It seems that we’re hearing only one message from politicians about UK productivity – George Osborne says Britain has to “raise its game” while Jeremy Corbyn looks to “cultivating a robust, productive economy”.
The OECD are not impressed, but we believe that there is another, faster way to address the problem, a way that harnesses the data that most companies already have at their disposal.
The UK lagging behind
If we look at the complicated graph (courtesy of the FT) we can ignore most of it, but one thing is clear, everyone’s productivity growth is better than the UK.
UK productivity growth has lagged other countries since 2007
Happily, much of the ‘theoretical’ solution has been agreed on – it’s all about investment. The moment should be right – we have revenue growth (to invest), low interest rates and firms are hanging on to people rather than letting them go. Perhaps the mood music of austerity is damping the instincts to invest – but that aside… why are we not seeing an improvement?
A lack of innovation and discovery
Many say, and we agree, that there is a lack of “innovation and discovery” The Parliamentary briefing gives an overview. We observe however that ‘lack of innovation’ is not something confined to ‘product’ or ‘process’.
We also see a severe lack of innovation when developing business strategy – and a particular resistance to change in the HR strategies of the people-heavy service sector. The noted failure to invest in training, adapting recruitment and people more broadly is down to a widely held belief that it takes years to see the change. We have consistently shown this to be a damaging and false belief – smart, rapid and impactful change can be found in all businesses from smart use of data analytics.
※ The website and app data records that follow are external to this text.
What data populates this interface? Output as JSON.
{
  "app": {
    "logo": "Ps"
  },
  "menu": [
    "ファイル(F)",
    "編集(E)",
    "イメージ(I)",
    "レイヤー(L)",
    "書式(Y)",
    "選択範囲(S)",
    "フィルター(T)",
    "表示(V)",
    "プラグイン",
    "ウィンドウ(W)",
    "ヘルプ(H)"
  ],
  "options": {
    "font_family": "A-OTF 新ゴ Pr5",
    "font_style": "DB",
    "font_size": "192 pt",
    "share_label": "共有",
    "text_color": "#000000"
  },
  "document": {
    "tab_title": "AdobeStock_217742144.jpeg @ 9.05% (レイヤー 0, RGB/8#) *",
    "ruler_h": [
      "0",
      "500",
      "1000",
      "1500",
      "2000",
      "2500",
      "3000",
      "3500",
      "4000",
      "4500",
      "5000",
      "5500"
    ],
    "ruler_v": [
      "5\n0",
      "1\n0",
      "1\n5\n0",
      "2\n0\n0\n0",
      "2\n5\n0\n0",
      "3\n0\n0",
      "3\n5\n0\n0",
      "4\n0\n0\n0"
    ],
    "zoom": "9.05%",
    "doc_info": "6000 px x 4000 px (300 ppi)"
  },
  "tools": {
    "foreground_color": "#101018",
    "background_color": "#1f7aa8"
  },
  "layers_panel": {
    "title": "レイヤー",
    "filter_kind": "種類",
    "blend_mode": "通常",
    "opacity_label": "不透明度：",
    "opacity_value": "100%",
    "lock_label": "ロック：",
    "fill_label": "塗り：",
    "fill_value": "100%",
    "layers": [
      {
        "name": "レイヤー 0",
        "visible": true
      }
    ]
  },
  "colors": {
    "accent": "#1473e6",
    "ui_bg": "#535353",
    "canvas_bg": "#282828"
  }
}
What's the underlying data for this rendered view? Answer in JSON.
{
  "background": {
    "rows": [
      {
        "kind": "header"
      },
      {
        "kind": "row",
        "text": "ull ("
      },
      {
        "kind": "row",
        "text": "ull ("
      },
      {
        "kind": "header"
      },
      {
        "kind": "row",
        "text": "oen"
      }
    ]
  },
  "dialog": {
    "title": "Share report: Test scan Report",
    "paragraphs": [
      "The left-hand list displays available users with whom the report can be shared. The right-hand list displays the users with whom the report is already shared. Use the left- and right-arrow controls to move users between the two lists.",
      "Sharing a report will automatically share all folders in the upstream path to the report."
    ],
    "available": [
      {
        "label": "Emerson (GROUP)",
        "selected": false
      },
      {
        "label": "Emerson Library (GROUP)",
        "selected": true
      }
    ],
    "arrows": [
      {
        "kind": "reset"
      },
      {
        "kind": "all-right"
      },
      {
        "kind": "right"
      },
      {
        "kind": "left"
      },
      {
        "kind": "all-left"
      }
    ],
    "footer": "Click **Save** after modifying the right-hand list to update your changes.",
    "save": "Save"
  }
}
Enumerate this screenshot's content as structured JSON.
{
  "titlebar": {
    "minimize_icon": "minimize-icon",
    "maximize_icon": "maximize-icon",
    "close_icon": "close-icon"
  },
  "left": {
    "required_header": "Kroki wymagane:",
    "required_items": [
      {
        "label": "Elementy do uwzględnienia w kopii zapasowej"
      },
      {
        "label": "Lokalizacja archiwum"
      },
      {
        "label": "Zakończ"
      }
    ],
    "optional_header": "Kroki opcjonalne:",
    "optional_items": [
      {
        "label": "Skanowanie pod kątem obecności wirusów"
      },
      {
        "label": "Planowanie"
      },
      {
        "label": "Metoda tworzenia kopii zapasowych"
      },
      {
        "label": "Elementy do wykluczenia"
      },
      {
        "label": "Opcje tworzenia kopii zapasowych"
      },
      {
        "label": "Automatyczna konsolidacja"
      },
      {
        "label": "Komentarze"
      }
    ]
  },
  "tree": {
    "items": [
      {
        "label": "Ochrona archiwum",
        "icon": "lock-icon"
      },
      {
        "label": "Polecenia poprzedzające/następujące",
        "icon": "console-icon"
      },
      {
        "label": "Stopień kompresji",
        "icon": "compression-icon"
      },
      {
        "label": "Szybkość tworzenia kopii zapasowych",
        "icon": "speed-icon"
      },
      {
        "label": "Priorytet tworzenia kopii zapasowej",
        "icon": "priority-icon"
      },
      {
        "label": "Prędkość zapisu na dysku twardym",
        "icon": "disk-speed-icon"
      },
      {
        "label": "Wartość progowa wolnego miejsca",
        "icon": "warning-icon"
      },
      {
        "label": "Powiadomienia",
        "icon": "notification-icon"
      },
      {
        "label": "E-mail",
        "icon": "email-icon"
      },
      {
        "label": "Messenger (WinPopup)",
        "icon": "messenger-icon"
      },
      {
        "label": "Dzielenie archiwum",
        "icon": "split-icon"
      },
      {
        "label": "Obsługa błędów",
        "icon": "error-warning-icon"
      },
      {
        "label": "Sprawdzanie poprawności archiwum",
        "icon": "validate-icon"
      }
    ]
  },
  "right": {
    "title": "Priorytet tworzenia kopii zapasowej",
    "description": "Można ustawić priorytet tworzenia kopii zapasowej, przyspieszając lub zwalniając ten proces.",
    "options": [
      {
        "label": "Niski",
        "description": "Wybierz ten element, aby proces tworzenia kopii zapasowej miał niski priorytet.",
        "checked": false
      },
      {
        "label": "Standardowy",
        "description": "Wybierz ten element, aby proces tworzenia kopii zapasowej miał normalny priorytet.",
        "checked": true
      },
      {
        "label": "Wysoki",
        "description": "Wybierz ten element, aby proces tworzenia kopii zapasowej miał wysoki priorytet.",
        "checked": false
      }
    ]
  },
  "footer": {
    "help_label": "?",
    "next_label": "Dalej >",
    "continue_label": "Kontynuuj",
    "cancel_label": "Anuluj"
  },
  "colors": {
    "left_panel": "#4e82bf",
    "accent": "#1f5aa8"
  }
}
A clear opportunity to innovate with existing data
Our solution is to use what you have, but to innovate ruthlessly. Especially with information that you already own.
We have shown that in terms of productivity through people, innovative use of analytics is a real game-changer:
- the ability to tailor strategies that can make a difference in months, not years,
- tight management control: clarity on what should be done, and exactly where to focus (function, locality, level)
- offer a clear investment decision, with well described outcomes that can be monitored in more or less real time
- information from ongoing analytics that can reshape strategy if it is seen to fail – or improve even more where successes are found to be replicable.
Its time to evolve and move forward
So if the graph below represents the current impact of the information revolution it seems business leaders fall into two camps: … those who use the data they already have to drive their businesses forward … and those hanging on to archaic disciplines and might as well go back to the slide rule. Sadly, for UK productivity – and the businesses themselves – the first group are still very much in the enlightened minority.
Source: Whole Economy GDP per hour worked, seasonally adjusted (2011=100). ONS Statistical Bulletin, Labour Productivity, Q3 2014, downloaded 6 February 2015.
The author Stuart Astill is Chief Economist at Simply Get Results